The Wall Street Journal phrases it more tactfully, but still,
Obama’s Growth Goals Face Hurdles at Home, Abroad
President Barack Obama wants to sell world leaders on his ideas for sustaining global economic growth. One reason that won’t be easy: He hasn’t yet convinced the U.S. Congress.
The president leaves Friday for the Group of 20 summit in Toronto, where he will promote government spending and stimulus-style policies to his global counterparts, who these days are more worried about the growing debts. Meanwhile, Democrats in Congress are struggling to pass even the most basic spending measures amid fears over the federal deficit, and an influential group of U.S. corporate leaders this week accused Mr. Obama of retarding growth with a slew of new taxes and rules.
More than $860 billion in stimulus spending enacted last year has failed to move the nation’s jobless rate much below 10%, and polls show Americans question its effectiveness.
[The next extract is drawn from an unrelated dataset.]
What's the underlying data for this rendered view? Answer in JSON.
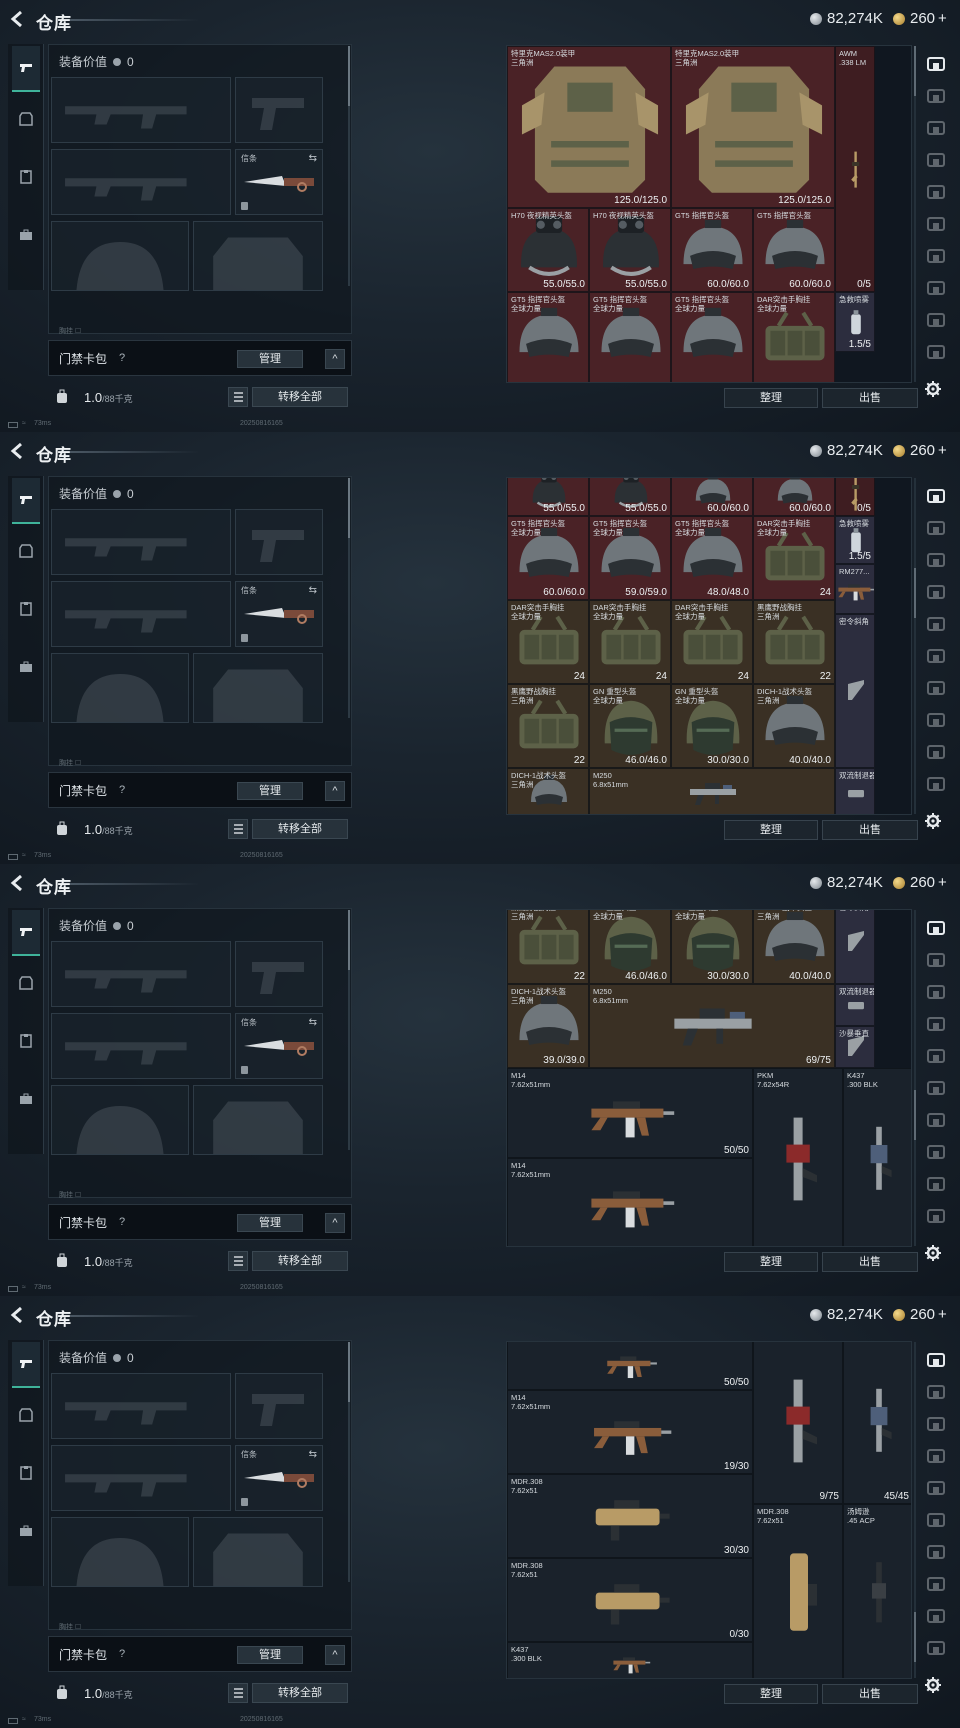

The federal deficit reached $1.4 trillion by the end of last year, its highest level since World War II.
On Thursday, the Senate remained deadlocked over a package of tax cuts and federal benefits for businesses, the unemployed and state governments. Like many of the president’s job-creation and growth proposals, the bill was repeatedly scaled back as Republicans and some Democrats balked at its cost. Even a one-time $250 payment to Social Security recipients—a group sacrosanct in an election year—looks doomed.
The current bill would cost $105 billion over the next decade, $60 billion of it offset by tax increases on multinationals. That last part has irked business leaders, who have protested the bill as a brake on job creation. Last week, the Business Roundtable—composed of the nation’s biggest corporations—used a report they prepared at the request of the president’s budget director to launch a rare broadside against the White House. Executives from the group, many of whom have advised the president on the economy, listed dozens of regulations and policies that they say have slowed growth.
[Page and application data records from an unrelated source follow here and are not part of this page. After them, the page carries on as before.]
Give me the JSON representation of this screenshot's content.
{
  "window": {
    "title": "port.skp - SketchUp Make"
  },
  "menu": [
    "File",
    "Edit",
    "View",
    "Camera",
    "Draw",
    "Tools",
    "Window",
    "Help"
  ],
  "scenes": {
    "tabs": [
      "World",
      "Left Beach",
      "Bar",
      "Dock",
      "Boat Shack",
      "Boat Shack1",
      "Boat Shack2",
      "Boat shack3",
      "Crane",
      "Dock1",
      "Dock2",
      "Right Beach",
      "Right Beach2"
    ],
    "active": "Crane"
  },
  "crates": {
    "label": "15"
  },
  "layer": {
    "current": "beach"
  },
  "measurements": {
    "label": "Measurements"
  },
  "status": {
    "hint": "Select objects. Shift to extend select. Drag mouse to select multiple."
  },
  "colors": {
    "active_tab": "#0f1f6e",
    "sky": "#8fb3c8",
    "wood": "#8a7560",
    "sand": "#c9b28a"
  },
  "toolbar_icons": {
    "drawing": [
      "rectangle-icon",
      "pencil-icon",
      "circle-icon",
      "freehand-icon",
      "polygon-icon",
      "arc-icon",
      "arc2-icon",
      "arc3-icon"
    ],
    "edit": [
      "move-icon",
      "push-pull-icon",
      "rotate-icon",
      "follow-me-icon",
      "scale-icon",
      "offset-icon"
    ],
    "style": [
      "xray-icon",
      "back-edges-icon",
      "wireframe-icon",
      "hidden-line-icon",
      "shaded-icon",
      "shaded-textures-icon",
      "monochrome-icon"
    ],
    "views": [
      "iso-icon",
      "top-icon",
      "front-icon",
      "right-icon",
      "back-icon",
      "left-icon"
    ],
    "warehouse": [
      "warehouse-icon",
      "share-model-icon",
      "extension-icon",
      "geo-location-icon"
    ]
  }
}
“The primary responsibility of Congress under the Constitution is to pass a budget for the federal government. The Democrats have a 77-seat majority in the House and an 18-seat majority in the Senate, where filibusters won’t apply anyway on budgetary matters. Barack Obama’s presidency gives them a clear path to passing whatever budget Democrats desire for FY2011. And so, obviously, all of this has proven too much of a hurdle for Democrats to overcome, as Steny Hoyer admitted today.”
Hey, it’s Glenn’s fault!